> Task input:
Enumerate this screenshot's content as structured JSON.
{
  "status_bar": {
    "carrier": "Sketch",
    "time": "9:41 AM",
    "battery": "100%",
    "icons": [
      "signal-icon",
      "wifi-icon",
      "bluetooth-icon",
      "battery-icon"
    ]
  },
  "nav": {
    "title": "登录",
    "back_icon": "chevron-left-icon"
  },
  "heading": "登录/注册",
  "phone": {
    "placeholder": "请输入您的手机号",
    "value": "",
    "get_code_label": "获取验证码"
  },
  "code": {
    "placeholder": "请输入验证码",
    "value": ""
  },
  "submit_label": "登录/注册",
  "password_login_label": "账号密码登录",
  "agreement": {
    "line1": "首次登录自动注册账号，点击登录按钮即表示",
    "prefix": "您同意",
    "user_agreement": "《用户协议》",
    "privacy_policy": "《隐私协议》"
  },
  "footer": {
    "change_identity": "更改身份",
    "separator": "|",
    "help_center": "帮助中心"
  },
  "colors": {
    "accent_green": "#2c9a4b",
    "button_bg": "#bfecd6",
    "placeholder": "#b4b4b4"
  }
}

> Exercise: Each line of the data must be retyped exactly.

> Output of the task:
Enumerate this screenshot's content as structured JSON.
{
  "status_bar": {
    "carrier": "Sketch",
    "time": "9:41 AM",
    "battery": "100%",
    "icons": [
      "signal-icon",
      "wifi-icon",
      "bluetooth-icon",
      "battery-icon"
    ]
  },
  "nav": {
    "title": "登录",
    "back_icon": "chevron-left-icon"
  },
  "heading": "登录/注册",
  "phone": {
    "placeholder": "请输入您的手机号",
    "value": "",
    "get_code_label": "获取验证码"
  },
  "code": {
    "placeholder": "请输入验证码",
    "value": ""
  },
  "submit_label": "登录/注册",
  "password_login_label": "账号密码登录",
  "agreement": {
    "line1": "首次登录自动注册账号，点击登录按钮即表示",
    "prefix": "您同意",
    "user_agreement": "《用户协议》",
    "privacy_policy": "《隐私协议》"
  },
  "footer": {
    "change_identity": "更改身份",
    "separator": "|",
    "help_center": "帮助中心"
  },
  "colors": {
    "accent_green": "#2c9a4b",
    "button_bg": "#bfecd6",
    "placeholder": "#b4b4b4"
  }
}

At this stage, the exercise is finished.